I just wanted to follow up on my very last post. I have since stumbled on a second article which highlights the benefits present from ingesting Folic acid. I like this bit of information because it is something we can use to change how we live our lives and empower us.
Most stories are focused on scaring us and making us believe we can’t do anything to change the sad state of affairs. I think that nutrition and medical news is different because we can ACT on what we learn. Take what you find below and make a difference!
Take for example the fact:
Folic Acid Possibly a Key Factor in AD Prevention
Mouse experiments suggest that folic acid could play an essential role in protecting the brain against the ravages of Alzheimer’s disease and other neurodegenerative disorders. This animal study could help researchers unravel the underlying biochemical mechanisms involved in another recent finding that people with high blood levels of homocysteine have nearly twice the risk of developing the disease.
Investigators fed one group of mice with Alzheimer’s-like plaques in their brains a diet that included normal amounts of folate, while a second group was fed a diet deficient in this vitamin. The scientists then counted neurons in the hippocampus, a brain region critical for learning and memory that is destroyed as plaques accumulate during Alzheimer’s disease. The mice that had received the diet deficient in folate had fewer neurons than the mice in the other group had.
The team of researchers also discovered that mice with low amounts of dietary folate had elevated levels of homocysteine in the blood. Homocysteine is an amino acid connected to Alzheimer’s in another recent study.
And combine that knowledge with this…
High Homocysteine Levels Indicate High Risk for AD
People with elevated levels of the amino acid homocysteine in the blood had nearly double the risk of developing Alzheimer’s disease, according to a new report from scientists at Boston University. The findings, in a group of people participating in the long-running Framingham Study, are the first to tie homocysteine levels measured years before with later diagnosis of Alzheimer’s and other forms of dementia.
The relationship between Alzheimer’s and homocysteine is of particular interest for two reasons. First, the ability to measure homocysteine in the blood could lead to a simple test to predict Alzheimer’s. Right now, there is no effective test to predict an individual’s risk of developing the disease.

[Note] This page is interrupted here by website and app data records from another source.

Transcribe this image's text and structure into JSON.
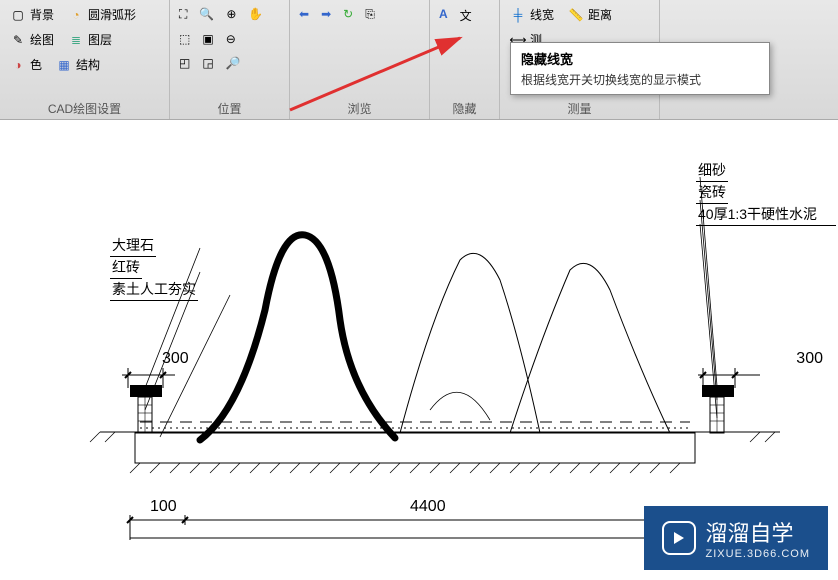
{
  "ribbon": {
    "group_cad": {
      "label": "CAD绘图设置",
      "items": {
        "bg": "背景",
        "draw": "绘图",
        "color": "色",
        "arc": "圆滑弧形",
        "layer": "图层",
        "structure": "结构"
      }
    },
    "group_position": {
      "label": "位置"
    },
    "group_browse": {
      "label": "浏览"
    },
    "group_hide": {
      "label": "隐藏"
    },
    "group_measure": {
      "label": "测量",
      "lineweight": "线宽",
      "distance": "距离",
      "measure_partial": "测"
    }
  },
  "tooltip": {
    "title": "隐藏线宽",
    "body": "根据线宽开关切换线宽的显示模式"
  },
  "drawing": {
    "materials_left": [
      "大理石",
      "红砖",
      "素土人工夯实"
    ],
    "materials_right": [
      "细砂",
      "瓷砖",
      "40厚1:3干硬性水泥"
    ],
    "dims": {
      "left_top": "300",
      "right_top": "300",
      "bottom_left": "100",
      "bottom_mid": "4400"
    }
  },
  "watermark": {
    "title": "溜溜自学",
    "sub": "ZIXUE.3D66.COM"
  }
}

Second, homocysteine levels can be reduced by increasing intake of folic acid (or folate) and vitamins B6 and B12. The therapeutic use of these compounds is being explored as scientists try to understand better homocysteine’s role in Alzheimer’s.
To be certain Alzheimer’s is aways a sobering topic. It is a disease which afflicts millions and has no known cure. Beyond the individuals directly effected are family members forced to endure the unspeakable horrors. It’s thus nice to know there do seem to be some remedies, with a potential cure being still far away, but on the horizon nonetheless.